There's so many examples of this. Several years ago there was a front page U.S.A. Today story that was about gangs terrorizing safe neighborhoods. And it of course had a picture of two very menacing looking young African American men. If you trace that story backwards, what happened was a reporter with the L.A. Times called these young men because there was a guns for jobs program. That it was part of the community based organization. So the reporter showed up allegedly to cover this. No one had any guns on them. So he drove the kids back to their home to get their guns, in order to be pictured on the front page of, first, the L.A. Times and then U.S.A. Today with their guns. So these young people were set up, and so we see, you know, the lurid intensity that the media have of portraying young people as menacing, instead of hope and future. So you know, this sets a very negative and difficult precedent.
And young people see this. They're challenging these skewed images of themselves in the media. But they certainly need support in order to continue to do so.
Phillip Babich: Turning back to prisons: Across the United States, prisons -- both public and private -- are utilizing prisoners to do work for private companies and also public departments. And some Department of Correction facilities in the U.S. are devising new ways to market their products. Here in California the Department of Corrections came up with the "Prison Blues" campaign. It's a way to market blue jeans. In a sense, this sells back to young people the very gangster culture that the penal system is supposedly trying to combat. What are your thoughts on that?
Robin Templeton: That's a good example. I mean the analogy is sex, right? The right wing supposedly doesn't want anyone talking about sex, but it's fine to use sex to market anything under the sun to young people who supposedly are supposed to not engage in sexual activities ever. I mean, we see these contradictions and these ironies. Conservatives turn their eyes to questions of sex and violence when it comes to marketing, never are paying attention to them. But when it comes to any sort of public policy, of course, it's fine.
And the issue of prison labor is getting no coverage. Another analogy is that corporations are not accountable to communities any longer. They're running to third world countries where they can pay workers oppressively low wages. And what's happening domestically...domestically, corporations are turning inside of prisons to, again, pay prisoners starvation wages, less than a dollar a day, less than a penny a day in some instances. And this is getting no coverage from the media as well.
Phillip Babich: Robin Templeton works with "The Beat Within", a writing program in San Francisco Bay area juvenile halls, sponsored by the Pacific News Service.
That's it for this edition of Making Contact, a look at young people and media priorities. Thanks for listening. We had production help this week from Susan Celli. I'm Phillip Babich.

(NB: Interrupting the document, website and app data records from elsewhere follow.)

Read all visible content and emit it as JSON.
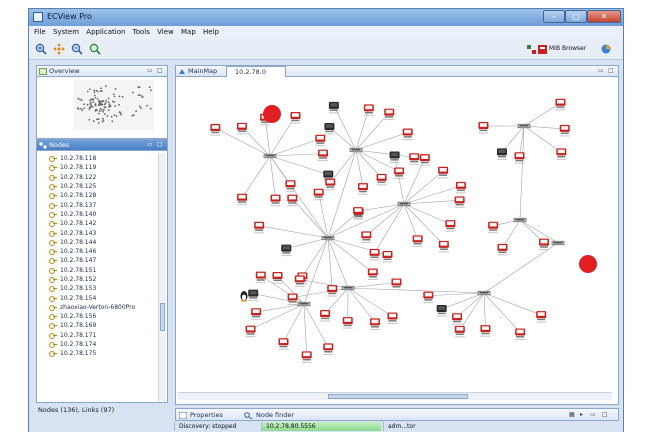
{
  "window": {
    "title": "ECView Pro"
  },
  "menu": [
    "File",
    "System",
    "Application",
    "Tools",
    "View",
    "Map",
    "Help"
  ],
  "toolbar": {
    "icons": [
      "zoom-in-icon",
      "move-icon",
      "zoom-out-icon",
      "zoom-fit-icon"
    ],
    "mib_browser_label": "MIB Browser"
  },
  "overview_panel": {
    "tab_label": "Overview"
  },
  "nodes_panel": {
    "tab_label": "Nodes",
    "items": [
      "10.2.78.118",
      "10.2.78.119",
      "10.2.78.122",
      "10.2.78.125",
      "10.2.78.128",
      "10.2.78.137",
      "10.2.78.140",
      "10.2.78.142",
      "10.2.78.143",
      "10.2.78.144",
      "10.2.78.146",
      "10.2.78.147",
      "10.2.78.151",
      "10.2.78.152",
      "10.2.78.153",
      "10.2.78.154",
      "zhaoxiao-Verton-6800Pro",
      "10.2.78.156",
      "10.2.78.169",
      "10.2.78.171",
      "10.2.78.174",
      "10.2.78.175"
    ],
    "summary": "Nodes (136), Links (97)"
  },
  "map_panel": {
    "tabs": [
      {
        "label": "MainMap",
        "active": false
      },
      {
        "label": "10.2.78.0",
        "active": true
      }
    ]
  },
  "bottom_panel": {
    "tabs": [
      {
        "label": "Properties",
        "active": true
      },
      {
        "label": "Node finder",
        "active": false
      }
    ]
  },
  "statusbar": {
    "discovery": "Discovery: stopped",
    "address": "10.2.78.80.5556",
    "user": "adm...tor"
  },
  "colors": {
    "titlebar": "#7fabd9",
    "node_red": "#c8201c",
    "node_dark": "#2a2a2a",
    "alarm_red": "#e02020"
  }
}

If you want more information about the subject of this week's program, call the National Radio Project at 800-529-5736. Call that same phone number for tapes and transcripts, or if you'd like to make a comment or suggestion for future programs. That's 800-529-5736.
Making Contact is an independent production funded by individual contributors. We're committed to providing a forum for voices and opinions not often heard in the mass media. Our National Producer is David Barsamian. Phillip Babich is our Managing Producer. Our Senior Advisor is Norman Solomon. Shereen Meraji our Production Assistant. Peggy Law is our Executive Director. Our theme music is by the Charlie Hunter Trio. For everyone on Making Contact, thanks for listening.